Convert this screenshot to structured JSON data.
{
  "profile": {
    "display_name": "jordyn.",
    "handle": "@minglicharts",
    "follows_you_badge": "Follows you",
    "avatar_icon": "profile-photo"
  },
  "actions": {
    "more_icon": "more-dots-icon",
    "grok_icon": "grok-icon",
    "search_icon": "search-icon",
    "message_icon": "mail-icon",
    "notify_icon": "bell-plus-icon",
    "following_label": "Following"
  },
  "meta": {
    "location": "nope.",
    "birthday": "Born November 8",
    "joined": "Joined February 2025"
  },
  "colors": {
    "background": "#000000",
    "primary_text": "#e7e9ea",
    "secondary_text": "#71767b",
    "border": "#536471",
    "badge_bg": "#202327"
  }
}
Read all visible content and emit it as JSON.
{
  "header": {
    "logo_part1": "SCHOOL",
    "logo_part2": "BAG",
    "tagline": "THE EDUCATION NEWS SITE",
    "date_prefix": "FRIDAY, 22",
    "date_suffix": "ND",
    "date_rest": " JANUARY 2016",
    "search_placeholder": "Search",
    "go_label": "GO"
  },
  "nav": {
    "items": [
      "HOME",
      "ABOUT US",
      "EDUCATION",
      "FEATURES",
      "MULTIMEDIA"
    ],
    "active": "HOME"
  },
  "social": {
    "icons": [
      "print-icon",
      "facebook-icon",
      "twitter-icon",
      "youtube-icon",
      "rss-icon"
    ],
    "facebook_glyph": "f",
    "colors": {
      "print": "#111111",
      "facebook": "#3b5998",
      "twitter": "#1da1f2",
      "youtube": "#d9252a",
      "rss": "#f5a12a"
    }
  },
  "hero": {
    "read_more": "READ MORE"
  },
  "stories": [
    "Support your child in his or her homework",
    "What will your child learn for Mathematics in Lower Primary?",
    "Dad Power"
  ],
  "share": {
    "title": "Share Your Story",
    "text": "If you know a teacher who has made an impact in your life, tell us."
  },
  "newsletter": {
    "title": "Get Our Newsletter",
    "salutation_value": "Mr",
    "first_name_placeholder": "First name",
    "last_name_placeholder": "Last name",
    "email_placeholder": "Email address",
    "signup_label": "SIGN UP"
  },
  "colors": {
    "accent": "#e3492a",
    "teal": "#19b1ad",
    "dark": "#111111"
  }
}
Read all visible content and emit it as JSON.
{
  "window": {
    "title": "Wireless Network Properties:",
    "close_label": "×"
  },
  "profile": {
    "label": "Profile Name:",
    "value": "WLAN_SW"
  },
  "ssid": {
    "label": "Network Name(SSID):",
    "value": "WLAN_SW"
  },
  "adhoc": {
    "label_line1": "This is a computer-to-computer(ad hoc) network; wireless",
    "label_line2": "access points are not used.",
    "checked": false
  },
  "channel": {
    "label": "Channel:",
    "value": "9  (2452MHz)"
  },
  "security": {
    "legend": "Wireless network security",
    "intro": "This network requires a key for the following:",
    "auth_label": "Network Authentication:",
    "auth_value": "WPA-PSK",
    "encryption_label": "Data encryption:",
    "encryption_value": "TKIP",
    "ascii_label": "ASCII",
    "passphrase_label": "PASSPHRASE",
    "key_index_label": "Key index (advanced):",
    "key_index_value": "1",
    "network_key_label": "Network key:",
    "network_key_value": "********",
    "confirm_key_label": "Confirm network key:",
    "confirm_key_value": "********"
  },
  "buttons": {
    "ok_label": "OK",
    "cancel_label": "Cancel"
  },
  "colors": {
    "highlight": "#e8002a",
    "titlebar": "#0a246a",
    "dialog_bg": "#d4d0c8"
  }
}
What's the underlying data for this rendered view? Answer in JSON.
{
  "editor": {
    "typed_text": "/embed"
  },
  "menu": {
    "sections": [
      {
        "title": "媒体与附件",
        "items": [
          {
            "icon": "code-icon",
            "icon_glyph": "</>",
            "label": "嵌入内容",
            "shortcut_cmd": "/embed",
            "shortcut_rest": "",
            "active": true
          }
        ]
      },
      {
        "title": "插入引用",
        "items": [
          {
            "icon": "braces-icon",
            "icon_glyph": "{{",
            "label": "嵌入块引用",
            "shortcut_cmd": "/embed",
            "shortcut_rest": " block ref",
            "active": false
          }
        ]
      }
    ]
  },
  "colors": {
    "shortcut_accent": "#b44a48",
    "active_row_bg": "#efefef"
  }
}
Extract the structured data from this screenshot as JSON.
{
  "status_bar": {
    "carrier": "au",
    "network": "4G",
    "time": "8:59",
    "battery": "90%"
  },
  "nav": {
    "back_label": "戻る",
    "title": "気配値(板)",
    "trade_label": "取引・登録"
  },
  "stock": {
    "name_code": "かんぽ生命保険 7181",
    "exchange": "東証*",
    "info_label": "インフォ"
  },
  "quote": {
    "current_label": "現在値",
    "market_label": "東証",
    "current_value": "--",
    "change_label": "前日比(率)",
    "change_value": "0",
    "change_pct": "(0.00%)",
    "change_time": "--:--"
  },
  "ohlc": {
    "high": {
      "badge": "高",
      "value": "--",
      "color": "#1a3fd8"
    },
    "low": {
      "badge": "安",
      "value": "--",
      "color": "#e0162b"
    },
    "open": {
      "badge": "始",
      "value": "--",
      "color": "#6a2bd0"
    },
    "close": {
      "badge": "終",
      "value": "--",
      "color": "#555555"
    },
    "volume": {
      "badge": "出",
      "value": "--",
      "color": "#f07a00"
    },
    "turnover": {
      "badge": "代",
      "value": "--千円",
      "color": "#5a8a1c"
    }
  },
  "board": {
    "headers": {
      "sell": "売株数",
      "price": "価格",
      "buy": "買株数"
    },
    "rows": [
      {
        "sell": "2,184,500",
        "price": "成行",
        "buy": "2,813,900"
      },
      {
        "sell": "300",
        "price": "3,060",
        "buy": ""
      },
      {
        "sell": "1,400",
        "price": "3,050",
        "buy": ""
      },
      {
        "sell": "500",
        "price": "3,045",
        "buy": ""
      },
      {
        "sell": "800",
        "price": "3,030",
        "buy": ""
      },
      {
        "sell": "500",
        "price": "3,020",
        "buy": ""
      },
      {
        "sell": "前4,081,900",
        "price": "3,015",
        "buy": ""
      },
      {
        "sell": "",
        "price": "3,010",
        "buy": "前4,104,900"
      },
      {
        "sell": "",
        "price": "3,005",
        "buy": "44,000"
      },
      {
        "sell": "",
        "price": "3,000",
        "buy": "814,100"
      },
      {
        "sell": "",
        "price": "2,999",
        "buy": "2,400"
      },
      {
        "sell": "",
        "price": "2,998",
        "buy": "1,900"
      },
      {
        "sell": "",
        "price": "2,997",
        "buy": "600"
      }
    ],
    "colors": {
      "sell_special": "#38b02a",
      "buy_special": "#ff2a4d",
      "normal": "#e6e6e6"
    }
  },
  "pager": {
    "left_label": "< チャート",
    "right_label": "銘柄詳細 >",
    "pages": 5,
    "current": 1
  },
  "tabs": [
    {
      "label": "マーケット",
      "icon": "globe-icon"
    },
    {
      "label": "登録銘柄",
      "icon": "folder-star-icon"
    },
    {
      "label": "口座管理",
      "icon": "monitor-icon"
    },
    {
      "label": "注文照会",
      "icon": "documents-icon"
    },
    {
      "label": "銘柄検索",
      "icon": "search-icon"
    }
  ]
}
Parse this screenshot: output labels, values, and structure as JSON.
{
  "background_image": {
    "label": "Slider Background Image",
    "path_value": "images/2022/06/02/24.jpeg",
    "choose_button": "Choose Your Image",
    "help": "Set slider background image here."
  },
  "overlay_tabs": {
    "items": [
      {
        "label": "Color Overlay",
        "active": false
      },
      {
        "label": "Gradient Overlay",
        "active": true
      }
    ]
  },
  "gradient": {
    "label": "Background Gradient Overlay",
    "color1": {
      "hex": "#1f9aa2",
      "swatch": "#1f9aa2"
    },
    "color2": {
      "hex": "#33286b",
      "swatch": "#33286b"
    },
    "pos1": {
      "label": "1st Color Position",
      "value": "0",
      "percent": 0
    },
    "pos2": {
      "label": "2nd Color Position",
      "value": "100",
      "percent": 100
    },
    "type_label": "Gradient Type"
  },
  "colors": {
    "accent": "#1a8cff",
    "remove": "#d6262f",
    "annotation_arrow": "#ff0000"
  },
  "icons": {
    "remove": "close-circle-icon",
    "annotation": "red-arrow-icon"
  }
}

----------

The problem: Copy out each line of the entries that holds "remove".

Expected answer:
    "remove": "#d6262f",
    "remove": "close-circle-icon",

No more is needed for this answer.